Then the instructor arrived, and immediately started apologizing. He was listening to his playlist on the way to the studio, he explained, and realized one of the songs had a dirty word and there was no way he could play it in front of us. He had stopped at a Starbucks to fix everything.
This was not a good start.
The next 45 minutes went about as well. The music was all house, no pop or hip-hop. The instruction was all motivational platitudes, not a planned workout where we’re recommended to bike faster or prepare for a hill.
Examples: “The rain doesn’t phase us. You make the sun.” “There’s good and bad in this world. Take the good and turn it right.”
For the bad, we leaned forward, heads down, eyes closed because we were supposed to trust we can get through this. We essentially told to stop biking several times and just listen. I found this to be the constant for SoulCycle. There’s really not that much cycling.
At another point, the mirrors fogged up as we learned something about how expectation was trapping us so we couldn’t quite see our real selves. If only we could make these societal restrictions disappear by pseudo-biking in a room full of candles! Sure enough, the fog lifted by the end of the song.
I’m a fan of wellness. I like yoga and fitness, and I’ve even prepared my own kale (once). I time a motivational quote to appear on my phone on a daily basis. But SoulCycle was too much. It’s kind of hard to pedal quickly when you’re trying to figure out how to make the sun shine.
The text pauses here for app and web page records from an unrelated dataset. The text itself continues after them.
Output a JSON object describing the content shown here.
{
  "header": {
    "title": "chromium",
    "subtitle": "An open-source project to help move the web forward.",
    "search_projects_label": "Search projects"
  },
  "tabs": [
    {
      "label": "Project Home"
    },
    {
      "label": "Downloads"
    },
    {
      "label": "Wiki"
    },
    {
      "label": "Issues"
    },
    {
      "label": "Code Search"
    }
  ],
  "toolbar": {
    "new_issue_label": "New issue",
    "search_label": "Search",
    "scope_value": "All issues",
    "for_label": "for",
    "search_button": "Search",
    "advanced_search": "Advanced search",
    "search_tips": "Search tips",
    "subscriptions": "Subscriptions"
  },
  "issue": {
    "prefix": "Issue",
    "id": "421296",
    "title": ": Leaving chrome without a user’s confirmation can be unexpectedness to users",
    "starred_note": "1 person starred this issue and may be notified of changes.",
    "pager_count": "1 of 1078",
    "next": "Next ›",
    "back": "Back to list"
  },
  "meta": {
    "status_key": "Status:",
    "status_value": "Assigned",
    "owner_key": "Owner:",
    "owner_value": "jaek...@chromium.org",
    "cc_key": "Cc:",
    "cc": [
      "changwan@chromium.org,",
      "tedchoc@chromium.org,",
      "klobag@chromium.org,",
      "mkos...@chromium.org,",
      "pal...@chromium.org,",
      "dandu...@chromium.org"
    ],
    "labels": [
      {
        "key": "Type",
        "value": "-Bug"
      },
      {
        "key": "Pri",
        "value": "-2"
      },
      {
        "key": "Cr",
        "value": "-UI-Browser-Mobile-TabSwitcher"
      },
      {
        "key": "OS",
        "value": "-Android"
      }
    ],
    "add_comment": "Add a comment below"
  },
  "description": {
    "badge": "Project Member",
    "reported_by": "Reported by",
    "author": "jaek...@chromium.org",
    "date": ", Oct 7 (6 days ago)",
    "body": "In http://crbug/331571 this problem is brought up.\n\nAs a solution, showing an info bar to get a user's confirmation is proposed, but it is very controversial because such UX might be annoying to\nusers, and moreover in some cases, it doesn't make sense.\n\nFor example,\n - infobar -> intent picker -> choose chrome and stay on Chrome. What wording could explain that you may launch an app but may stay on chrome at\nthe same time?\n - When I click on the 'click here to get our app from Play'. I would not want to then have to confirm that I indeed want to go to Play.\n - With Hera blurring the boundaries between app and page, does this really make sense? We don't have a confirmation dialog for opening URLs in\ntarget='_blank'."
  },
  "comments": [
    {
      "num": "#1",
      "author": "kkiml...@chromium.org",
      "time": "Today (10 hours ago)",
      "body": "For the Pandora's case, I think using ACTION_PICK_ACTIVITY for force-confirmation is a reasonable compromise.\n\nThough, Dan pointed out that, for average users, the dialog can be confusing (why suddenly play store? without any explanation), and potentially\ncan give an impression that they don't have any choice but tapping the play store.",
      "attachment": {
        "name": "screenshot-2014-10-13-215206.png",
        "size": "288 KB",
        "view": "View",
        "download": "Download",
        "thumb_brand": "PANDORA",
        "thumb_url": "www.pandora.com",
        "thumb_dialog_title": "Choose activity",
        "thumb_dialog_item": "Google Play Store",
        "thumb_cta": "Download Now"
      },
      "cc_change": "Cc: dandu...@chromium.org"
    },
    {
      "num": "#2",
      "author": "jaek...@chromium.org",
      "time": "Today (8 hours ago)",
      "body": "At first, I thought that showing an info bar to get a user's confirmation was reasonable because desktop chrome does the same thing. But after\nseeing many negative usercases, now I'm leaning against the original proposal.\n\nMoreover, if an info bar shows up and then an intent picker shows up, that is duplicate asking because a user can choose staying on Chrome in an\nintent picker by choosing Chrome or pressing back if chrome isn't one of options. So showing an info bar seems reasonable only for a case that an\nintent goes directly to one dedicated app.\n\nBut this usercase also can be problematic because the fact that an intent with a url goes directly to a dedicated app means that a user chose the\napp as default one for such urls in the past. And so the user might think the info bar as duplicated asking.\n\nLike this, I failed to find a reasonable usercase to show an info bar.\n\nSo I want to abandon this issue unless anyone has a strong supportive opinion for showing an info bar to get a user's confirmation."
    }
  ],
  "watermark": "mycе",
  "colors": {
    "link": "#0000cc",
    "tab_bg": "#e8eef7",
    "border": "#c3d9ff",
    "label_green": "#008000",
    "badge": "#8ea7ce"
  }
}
The workout ended with a remix of “Hotline Bling” while we stretch. It must have been the edited version.
I would like to spin again — in moderation, for the sake of both body and wallet. But not at SoulCycle. Ciclo has the old-fashioned feel and low price. Flywheel has energy and a competitive vibe without going over the top. Body Cycle has the best workout and music selection. In relative terms, SoulCycle is a cooldown.
This opinion probably puts me in a rare camp, someone who likes the fancy spin classes but doesn’t want to go full spaceship. My inclination was somewhat confirmed when I went to Joe Coffee later on Saturday morning. Next to me, two people raved about SoulCycle. One of them was apparently the same class as me. The other was complaining how he didn’t sign up in time and couldn’t even get into a class on Sunday.
Maybe he knew the secret to getting the sun to shine. I hadn’t figured it out. I walked outside carrying my umbrella and into the rain.